# What this task involves
Return all lines below containing the word "circle".

# Stored dataset items
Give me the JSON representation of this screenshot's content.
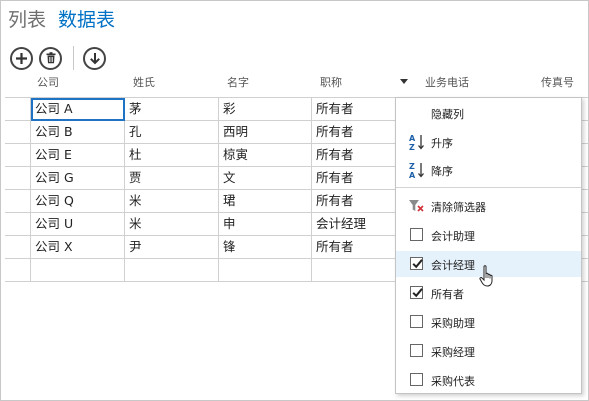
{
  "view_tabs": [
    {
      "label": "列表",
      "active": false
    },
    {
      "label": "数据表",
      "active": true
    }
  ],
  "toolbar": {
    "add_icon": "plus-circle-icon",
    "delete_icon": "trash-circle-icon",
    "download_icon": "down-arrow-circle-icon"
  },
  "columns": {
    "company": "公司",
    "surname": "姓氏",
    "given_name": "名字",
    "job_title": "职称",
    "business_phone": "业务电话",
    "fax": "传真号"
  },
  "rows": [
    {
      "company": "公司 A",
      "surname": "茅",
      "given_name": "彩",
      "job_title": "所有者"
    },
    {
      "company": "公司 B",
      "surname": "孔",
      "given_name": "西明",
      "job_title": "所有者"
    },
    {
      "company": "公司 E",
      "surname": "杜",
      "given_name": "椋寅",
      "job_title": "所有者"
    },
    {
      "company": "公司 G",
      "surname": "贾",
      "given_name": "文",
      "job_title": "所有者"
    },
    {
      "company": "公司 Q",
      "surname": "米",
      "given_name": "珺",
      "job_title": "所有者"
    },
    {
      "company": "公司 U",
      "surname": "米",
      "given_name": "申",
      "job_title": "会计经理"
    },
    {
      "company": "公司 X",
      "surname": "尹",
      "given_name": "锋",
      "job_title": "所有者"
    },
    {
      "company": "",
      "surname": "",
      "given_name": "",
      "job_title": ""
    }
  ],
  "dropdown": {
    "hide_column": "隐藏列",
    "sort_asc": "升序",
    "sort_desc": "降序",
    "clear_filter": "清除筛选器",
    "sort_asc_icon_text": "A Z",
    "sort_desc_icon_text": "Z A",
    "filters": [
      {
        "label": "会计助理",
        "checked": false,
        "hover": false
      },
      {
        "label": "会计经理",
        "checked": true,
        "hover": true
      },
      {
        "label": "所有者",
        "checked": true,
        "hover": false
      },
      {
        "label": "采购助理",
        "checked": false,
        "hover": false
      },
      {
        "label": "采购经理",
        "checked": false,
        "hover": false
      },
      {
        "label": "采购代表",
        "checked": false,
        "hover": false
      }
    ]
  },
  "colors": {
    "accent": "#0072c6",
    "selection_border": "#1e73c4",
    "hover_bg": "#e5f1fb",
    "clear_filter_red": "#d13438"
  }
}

# Task answer
    "add_icon": "plus-circle-icon",
    "delete_icon": "trash-circle-icon",
    "download_icon": "down-arrow-circle-icon"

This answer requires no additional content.